▶ _Aim of the task_: Show all lines of the listing that hold the word "穷人圣经".

▶ _Excerpted data_:

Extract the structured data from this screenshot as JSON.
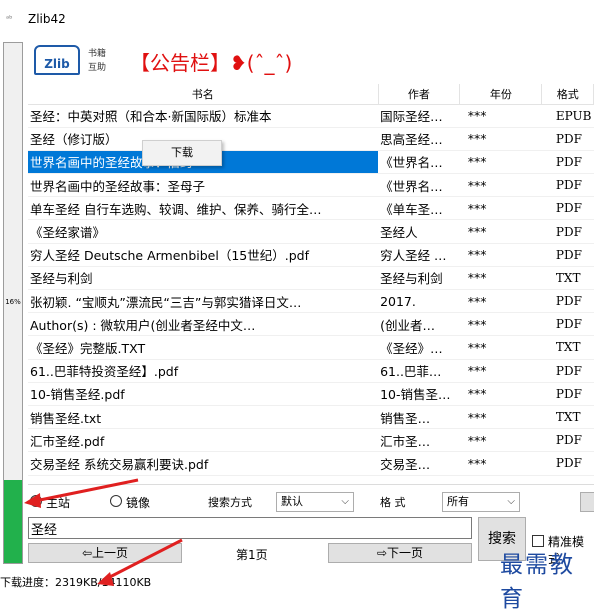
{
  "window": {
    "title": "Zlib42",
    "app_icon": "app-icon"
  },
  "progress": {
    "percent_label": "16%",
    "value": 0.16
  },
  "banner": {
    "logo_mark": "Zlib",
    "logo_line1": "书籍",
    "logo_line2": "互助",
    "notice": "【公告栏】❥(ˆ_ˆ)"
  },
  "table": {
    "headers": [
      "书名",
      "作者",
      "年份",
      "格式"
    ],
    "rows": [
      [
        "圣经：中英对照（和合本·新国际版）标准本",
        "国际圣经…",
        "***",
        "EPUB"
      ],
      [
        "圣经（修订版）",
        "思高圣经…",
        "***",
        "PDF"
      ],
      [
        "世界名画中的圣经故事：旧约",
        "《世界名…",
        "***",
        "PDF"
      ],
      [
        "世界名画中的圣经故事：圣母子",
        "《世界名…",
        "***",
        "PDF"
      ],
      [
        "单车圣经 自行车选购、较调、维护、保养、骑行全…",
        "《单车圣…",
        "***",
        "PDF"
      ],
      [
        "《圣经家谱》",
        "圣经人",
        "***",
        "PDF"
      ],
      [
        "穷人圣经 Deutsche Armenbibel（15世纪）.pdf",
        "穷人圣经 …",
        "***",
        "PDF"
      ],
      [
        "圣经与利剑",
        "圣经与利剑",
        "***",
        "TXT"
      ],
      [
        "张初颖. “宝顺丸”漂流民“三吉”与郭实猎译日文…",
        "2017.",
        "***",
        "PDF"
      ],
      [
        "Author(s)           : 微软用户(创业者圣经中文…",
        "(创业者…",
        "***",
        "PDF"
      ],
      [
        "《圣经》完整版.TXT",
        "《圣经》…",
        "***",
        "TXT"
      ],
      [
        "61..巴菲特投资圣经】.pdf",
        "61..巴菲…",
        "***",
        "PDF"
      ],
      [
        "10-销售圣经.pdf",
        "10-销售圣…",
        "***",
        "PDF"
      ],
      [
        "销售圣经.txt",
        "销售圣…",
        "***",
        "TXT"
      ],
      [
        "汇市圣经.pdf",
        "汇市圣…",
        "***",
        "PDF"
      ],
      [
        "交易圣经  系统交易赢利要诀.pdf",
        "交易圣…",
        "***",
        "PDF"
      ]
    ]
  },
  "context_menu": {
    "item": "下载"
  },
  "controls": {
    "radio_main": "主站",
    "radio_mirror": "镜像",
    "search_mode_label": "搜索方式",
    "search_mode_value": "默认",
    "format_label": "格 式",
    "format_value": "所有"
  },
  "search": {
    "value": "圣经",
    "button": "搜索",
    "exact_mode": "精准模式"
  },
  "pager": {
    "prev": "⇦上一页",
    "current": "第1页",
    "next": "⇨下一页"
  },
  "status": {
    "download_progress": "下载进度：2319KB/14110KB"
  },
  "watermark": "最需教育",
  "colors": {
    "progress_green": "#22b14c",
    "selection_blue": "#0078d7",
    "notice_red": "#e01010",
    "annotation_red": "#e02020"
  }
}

▶ _Exercise response_:
        "穷人圣经 Deutsche Armenbibel（15世纪）.pdf",
        "穷人圣经 …",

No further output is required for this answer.